**PROBLEM TO SOLVE**
Set each record down exactly, excluding all images.
======== RECORDED INFORMATION
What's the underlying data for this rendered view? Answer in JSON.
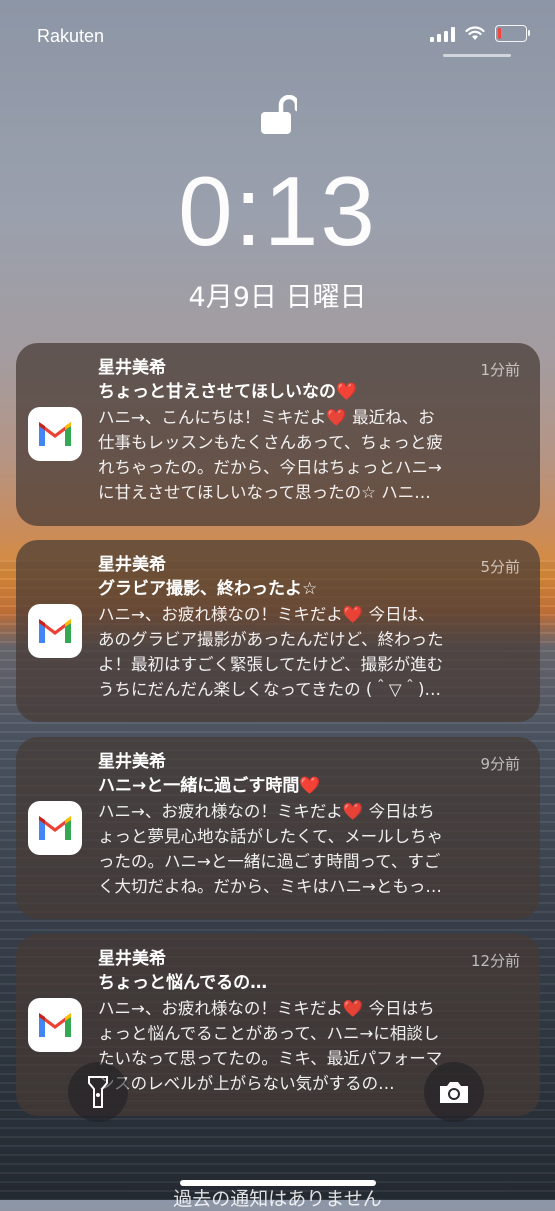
{
  "status": {
    "carrier": "Rakuten",
    "battery_level": 0.12,
    "colors": {
      "battery_low": "#ff3b30"
    }
  },
  "lock": {
    "time": "0:13",
    "date": "4月9日 日曜日",
    "icon": "unlocked-padlock-icon"
  },
  "notifications": [
    {
      "app_icon": "gmail-icon",
      "sender": "星井美希",
      "ago": "1分前",
      "subject": "ちょっと甘えさせてほしいなの❤️",
      "body_lines": [
        "ハニ→、こんにちは！ミキだよ❤️ 最近ね、お",
        "仕事もレッスンもたくさんあって、ちょっと疲",
        "れちゃったの。だから、今日はちょっとハニ→",
        "に甘えさせてほしいなって思ったの☆ ハニ…"
      ]
    },
    {
      "app_icon": "gmail-icon",
      "sender": "星井美希",
      "ago": "5分前",
      "subject": "グラビア撮影、終わったよ☆",
      "body_lines": [
        "ハニ→、お疲れ様なの！ミキだよ❤️ 今日は、",
        "あのグラビア撮影があったんだけど、終わった",
        "よ！最初はすごく緊張してたけど、撮影が進む",
        "うちにだんだん楽しくなってきたの (＾▽＾)…"
      ]
    },
    {
      "app_icon": "gmail-icon",
      "sender": "星井美希",
      "ago": "9分前",
      "subject": "ハニ→と一緒に過ごす時間❤️",
      "body_lines": [
        "ハニ→、お疲れ様なの！ミキだよ❤️ 今日はち",
        "ょっと夢見心地な話がしたくて、メールしちゃ",
        "ったの。ハニ→と一緒に過ごす時間って、すご",
        "く大切だよね。だから、ミキはハニ→ともっ…"
      ]
    },
    {
      "app_icon": "gmail-icon",
      "sender": "星井美希",
      "ago": "12分前",
      "subject": "ちょっと悩んでるの…",
      "body_lines": [
        "ハニ→、お疲れ様なの！ミキだよ❤️ 今日はち",
        "ょっと悩んでることがあって、ハニ→に相談し",
        "たいなって思ってたの。ミキ、最近パフォーマ",
        "ンスのレベルが上がらない気がするの…"
      ]
    }
  ],
  "quick_actions": {
    "left_icon": "flashlight-icon",
    "right_icon": "camera-icon"
  },
  "footer": {
    "no_older_text": "過去の通知はありません"
  }
}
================
**OUTPUT FOR THIS EXERCISE**
What's the underlying data for this rendered view? Answer in JSON.
{
  "status": {
    "carrier": "Rakuten",
    "battery_level": 0.12,
    "colors": {
      "battery_low": "#ff3b30"
    }
  },
  "lock": {
    "time": "0:13",
    "date": "4月9日 日曜日",
    "icon": "unlocked-padlock-icon"
  },
  "notifications": [
    {
      "app_icon": "gmail-icon",
      "sender": "星井美希",
      "ago": "1分前",
      "subject": "ちょっと甘えさせてほしいなの❤️",
      "body_lines": [
        "ハニ→、こんにちは！ミキだよ❤️ 最近ね、お",
        "仕事もレッスンもたくさんあって、ちょっと疲",
        "れちゃったの。だから、今日はちょっとハニ→",
        "に甘えさせてほしいなって思ったの☆ ハニ…"
      ]
    },
    {
      "app_icon": "gmail-icon",
      "sender": "星井美希",
      "ago": "5分前",
      "subject": "グラビア撮影、終わったよ☆",
      "body_lines": [
        "ハニ→、お疲れ様なの！ミキだよ❤️ 今日は、",
        "あのグラビア撮影があったんだけど、終わった",
        "よ！最初はすごく緊張してたけど、撮影が進む",
        "うちにだんだん楽しくなってきたの (＾▽＾)…"
      ]
    },
    {
      "app_icon": "gmail-icon",
      "sender": "星井美希",
      "ago": "9分前",
      "subject": "ハニ→と一緒に過ごす時間❤️",
      "body_lines": [
        "ハニ→、お疲れ様なの！ミキだよ❤️ 今日はち",
        "ょっと夢見心地な話がしたくて、メールしちゃ",
        "ったの。ハニ→と一緒に過ごす時間って、すご",
        "く大切だよね。だから、ミキはハニ→ともっ…"
      ]
    },
    {
      "app_icon": "gmail-icon",
      "sender": "星井美希",
      "ago": "12分前",
      "subject": "ちょっと悩んでるの…",
      "body_lines": [
        "ハニ→、お疲れ様なの！ミキだよ❤️ 今日はち",
        "ょっと悩んでることがあって、ハニ→に相談し",
        "たいなって思ってたの。ミキ、最近パフォーマ",
        "ンスのレベルが上がらない気がするの…"
      ]
    }
  ],
  "quick_actions": {
    "left_icon": "flashlight-icon",
    "right_icon": "camera-icon"
  },
  "footer": {
    "no_older_text": "過去の通知はありません"
  }
}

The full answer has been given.